Even after resigning myself to this difficult gifting, I was also deeply ashamed of it. Once, preaching in front of my mentor, she stopped me and asked, “Why are you standing there with one leg wrapped around the other? You look like you’re nervous or that you’re trying not to take up too much room. What’s that about?” Without pre-meditation, I blurted out: “It’s okay if I preach but if I’m too good or confident, it’ll make the boys feel bad.” Tears in my eyes, hand over my mouth, we both stood there. “Out of the abundance of the heart, the mouth speaks.”
Since then, seminary education, various internships and four years of ordained ministry have confirmed that I was made for this, that God is calling me to this. But I still find it difficult to feel the entirety of God’s delight because I know that this calling comes with the mixed reviews of God’s church. When the assumptions about my character come at me, as they do yet on occasion, I remember my own shame-filled truth: “Don’t be too good. Don’t be too confident. Don’t make the boys feel bad.” I remember that resisting the church’s dominant narrative is still a hand-slappable offense. I remember how it felt to secretly suspect God made me wrong.
Being the person God has called me to be is so much more complicated than the tidy little story God’s people have offered me. Some days I would give anything to be one of those lucky few women who naturally fit into the story of the Christian feminine mystique.

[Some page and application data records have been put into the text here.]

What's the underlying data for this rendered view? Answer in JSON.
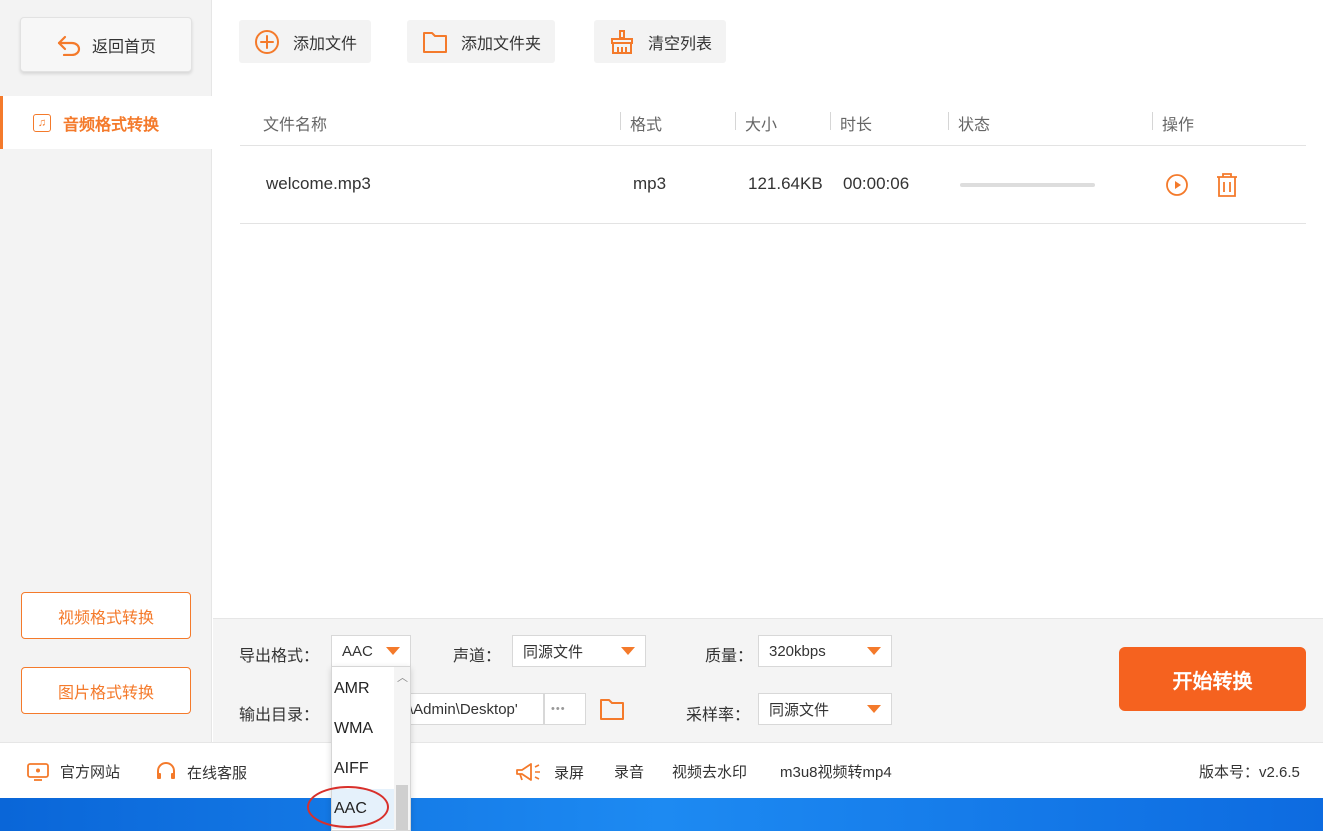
{
  "sidebar": {
    "back_label": "返回首页",
    "active_label": "音频格式转换",
    "video_label": "视频格式转换",
    "image_label": "图片格式转换"
  },
  "toolbar": {
    "add_file": "添加文件",
    "add_folder": "添加文件夹",
    "clear_list": "清空列表"
  },
  "table": {
    "columns": [
      "文件名称",
      "格式",
      "大小",
      "时长",
      "状态",
      "操作"
    ],
    "rows": [
      {
        "name": "welcome.mp3",
        "format": "mp3",
        "size": "121.64KB",
        "duration": "00:00:06",
        "progress": 0
      }
    ]
  },
  "settings": {
    "format_label": "导出格式：",
    "format_value": "AAC",
    "channel_label": "声道：",
    "channel_value": "同源文件",
    "quality_label": "质量：",
    "quality_value": "320kbps",
    "output_label": "输出目录：",
    "output_value": "\\Admin\\Desktop'",
    "output_more": "•••",
    "samplerate_label": "采样率：",
    "samplerate_value": "同源文件",
    "start_label": "开始转换"
  },
  "dropdown": {
    "options": [
      "AMR",
      "WMA",
      "AIFF",
      "AAC"
    ],
    "selected": "AAC"
  },
  "footer": {
    "website": "官方网站",
    "support": "在线客服",
    "links": [
      "录屏",
      "录音",
      "视频去水印",
      "m3u8视频转mp4"
    ],
    "version": "版本号：v2.6.5"
  },
  "colors": {
    "accent": "#f47a2b",
    "start_button": "#f5621f",
    "taskbar": "#1d8af2"
  }
}
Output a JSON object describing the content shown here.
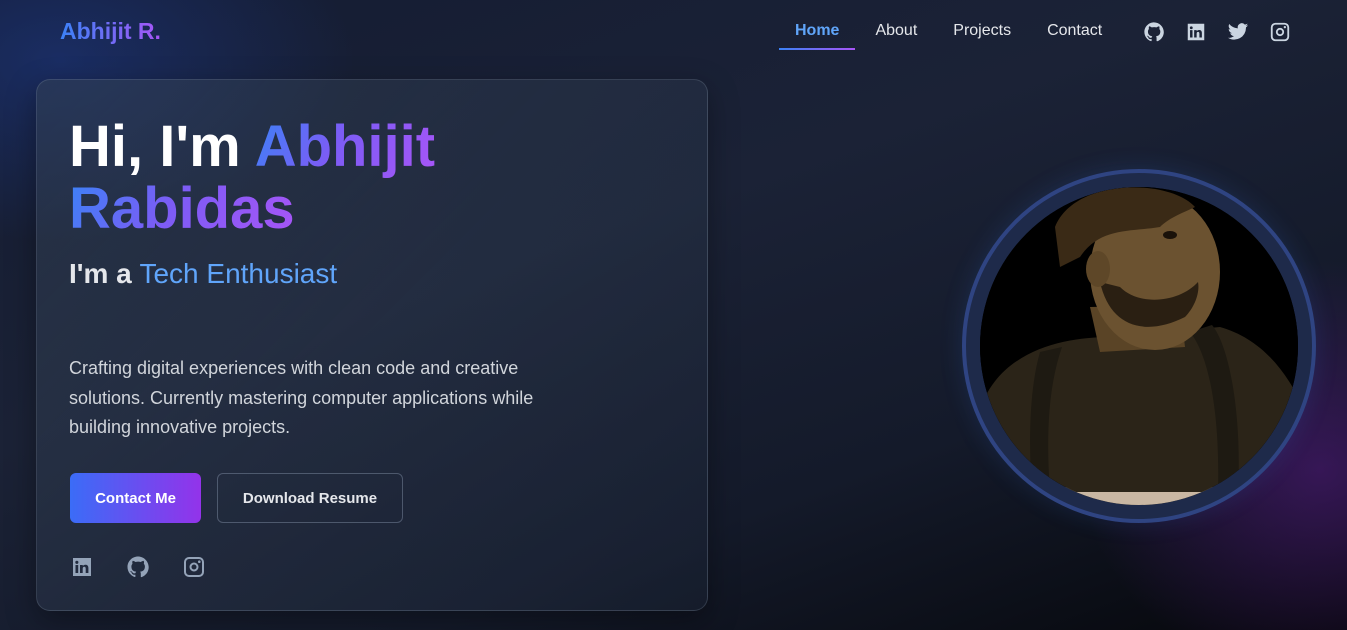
{
  "nav": {
    "logo": "Abhijit R.",
    "links": [
      {
        "label": "Home",
        "active": true
      },
      {
        "label": "About",
        "active": false
      },
      {
        "label": "Projects",
        "active": false
      },
      {
        "label": "Contact",
        "active": false
      }
    ],
    "social_icons": [
      "github-icon",
      "linkedin-icon",
      "twitter-icon",
      "instagram-icon"
    ]
  },
  "hero": {
    "greeting": "Hi, I'm",
    "first_name": "Abhijit",
    "last_name": "Rabidas",
    "subtitle_prefix": "I'm a",
    "role": "Tech Enthusiast",
    "description": "Crafting digital experiences with clean code and creative solutions. Currently mastering computer applications while building innovative projects.",
    "primary_button": "Contact Me",
    "secondary_button": "Download Resume",
    "social_icons": [
      "linkedin-icon",
      "github-icon",
      "instagram-icon"
    ]
  },
  "colors": {
    "accent_blue": "#3b82f6",
    "accent_purple": "#a855f7",
    "background": "#141c33"
  }
}
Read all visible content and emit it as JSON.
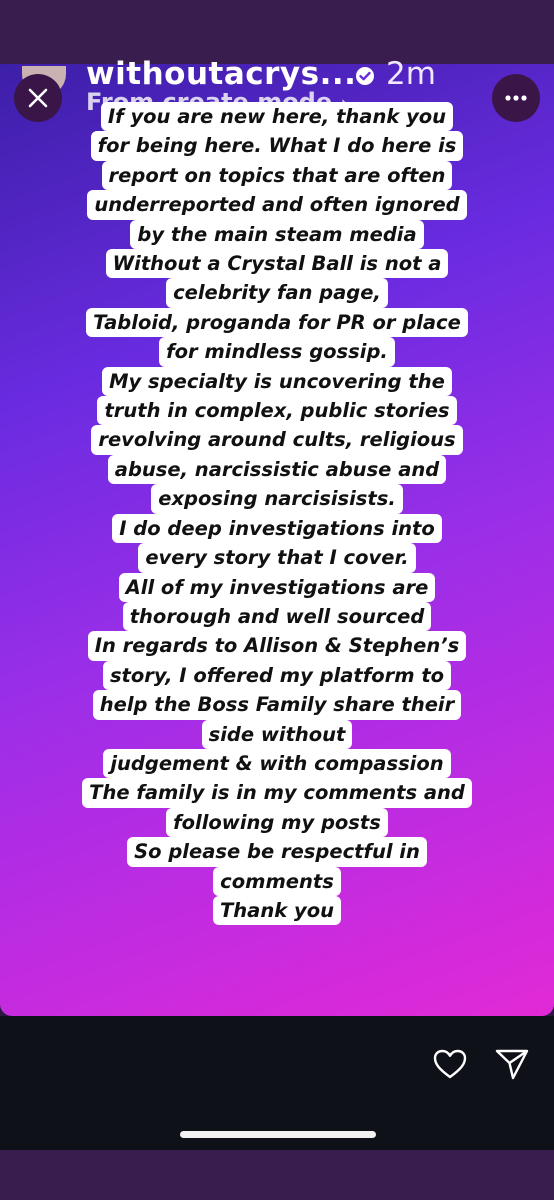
{
  "header": {
    "username": "withoutacrys...",
    "time": "2m",
    "subtitle": "From create mode",
    "subtitle_chevron": "›"
  },
  "story": {
    "lines": [
      "If you are new here, thank you",
      "for being here. What I do here is",
      "report on topics that are often",
      "underreported and often ignored",
      "by the main steam media",
      "Without a Crystal Ball is not a",
      "celebrity fan page,",
      "Tabloid, proganda for PR or place",
      "for mindless gossip.",
      "My specialty is uncovering the",
      "truth in complex, public stories",
      "revolving around cults, religious",
      "abuse, narcissistic abuse and",
      "exposing narcisisists.",
      "I do deep investigations into",
      "every story that I cover.",
      "All of my investigations are",
      "thorough and well sourced",
      "In regards to Allison & Stephen’s",
      "story, I offered my platform to",
      "help the Boss Family share their",
      "side without",
      "judgement & with compassion",
      "The family is in my comments and",
      "following my posts",
      "So please be respectful in",
      "comments",
      "Thank you"
    ]
  },
  "icons": {
    "close": "close-icon",
    "more": "more-icon",
    "verified": "verified-badge-icon",
    "like": "heart-icon",
    "share": "send-icon"
  },
  "colors": {
    "gradient_start": "#3c1fa8",
    "gradient_end": "#e22ad6",
    "text_bg": "#ffffff"
  }
}
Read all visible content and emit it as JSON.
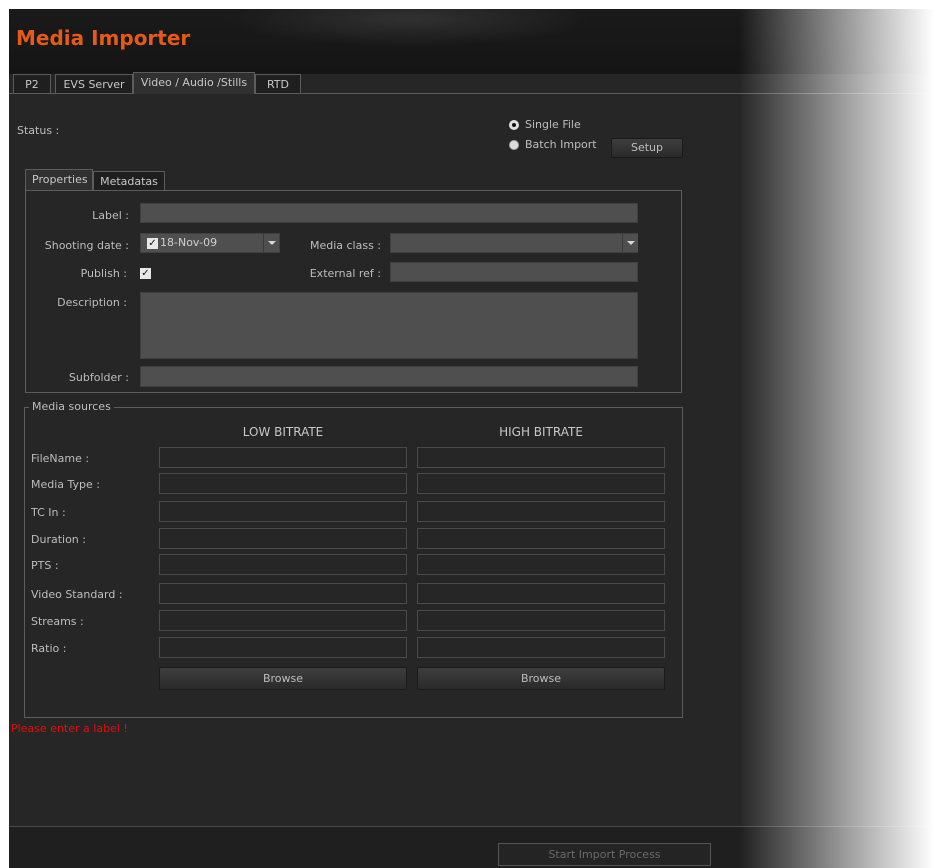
{
  "app": {
    "title": "Media Importer"
  },
  "tabs": [
    "P2",
    "EVS Server",
    "Video / Audio /Stills",
    "RTD"
  ],
  "status": {
    "label": "Status :"
  },
  "mode": {
    "single_file": "Single File",
    "batch_import": "Batch Import",
    "setup": "Setup",
    "selected": "Single File"
  },
  "subtabs": [
    "Properties",
    "Metadatas"
  ],
  "properties": {
    "label_label": "Label :",
    "label_value": "",
    "shooting_date_label": "Shooting date :",
    "shooting_date_value": "18-Nov-09",
    "shooting_date_checked": true,
    "media_class_label": "Media class :",
    "media_class_value": "",
    "publish_label": "Publish :",
    "publish_checked": true,
    "external_ref_label": "External ref :",
    "external_ref_value": "",
    "description_label": "Description :",
    "description_value": "",
    "subfolder_label": "Subfolder :",
    "subfolder_value": ""
  },
  "media_sources": {
    "legend": "Media sources",
    "low_header": "LOW BITRATE",
    "high_header": "HIGH BITRATE",
    "rows": [
      "FileName :",
      "Media Type :",
      "TC In :",
      "Duration :",
      "PTS :",
      "Video Standard :",
      "Streams :",
      "Ratio :"
    ],
    "browse_label": "Browse"
  },
  "error": {
    "message": "Please enter a label !"
  },
  "footer": {
    "start_label": "Start Import Process"
  },
  "colors": {
    "title": "#e55a19",
    "error": "#e01010",
    "background": "#262626"
  }
}
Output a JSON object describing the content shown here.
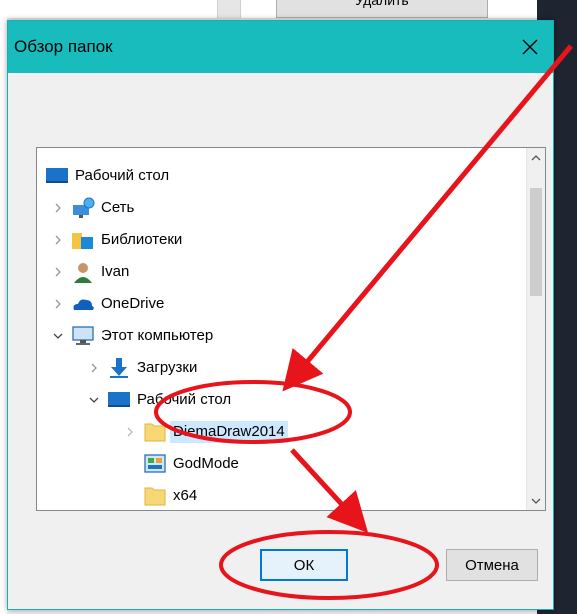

Then I remember that complicated is real. And real is better easy. Thanks be to God.
About Today’s Guest Blogger
The Reverend Meg Jenista is a graduate of Calvin Theological Seminary in Grand Rapids, Michigan. She was ordained at Third Christian Reformed Church in 2008, where she continues to serve as the Minister of Community Life and Witness. She eagerly awaits the day when Tina Fey decides to write a sit-com based on the lives of young clergywomen. You can listen to her sermons here. She tweets as @RevGirlKazoo.
About the Women in Ministry Series
The Women in Ministry Series is a collection of guest posts that aims to:
- Provide an alternative to the women in ministry debates by telling the stories of women in ministry.
- Encourage women to explore their God-given callings.
Contributions Welcome: Contact Ed to pitch your post idea in 2-4 sentences.
You can stay updated on the latest post each week by signing up for the weekly e-mail list. (You also get a free E-book!)
Comment Policy: Everyone is welcome to leave a comment. However, this series takes for granted that women are called by God into every facet of ministry. This is not the place to debate that point and such comments will be removed.Women have been told “no” in far too many places. This is one place that is committed to saying “yes.” For more about the comment policy or submitting your own story, read here.
Next Week’s Blogger: Kathy Escobar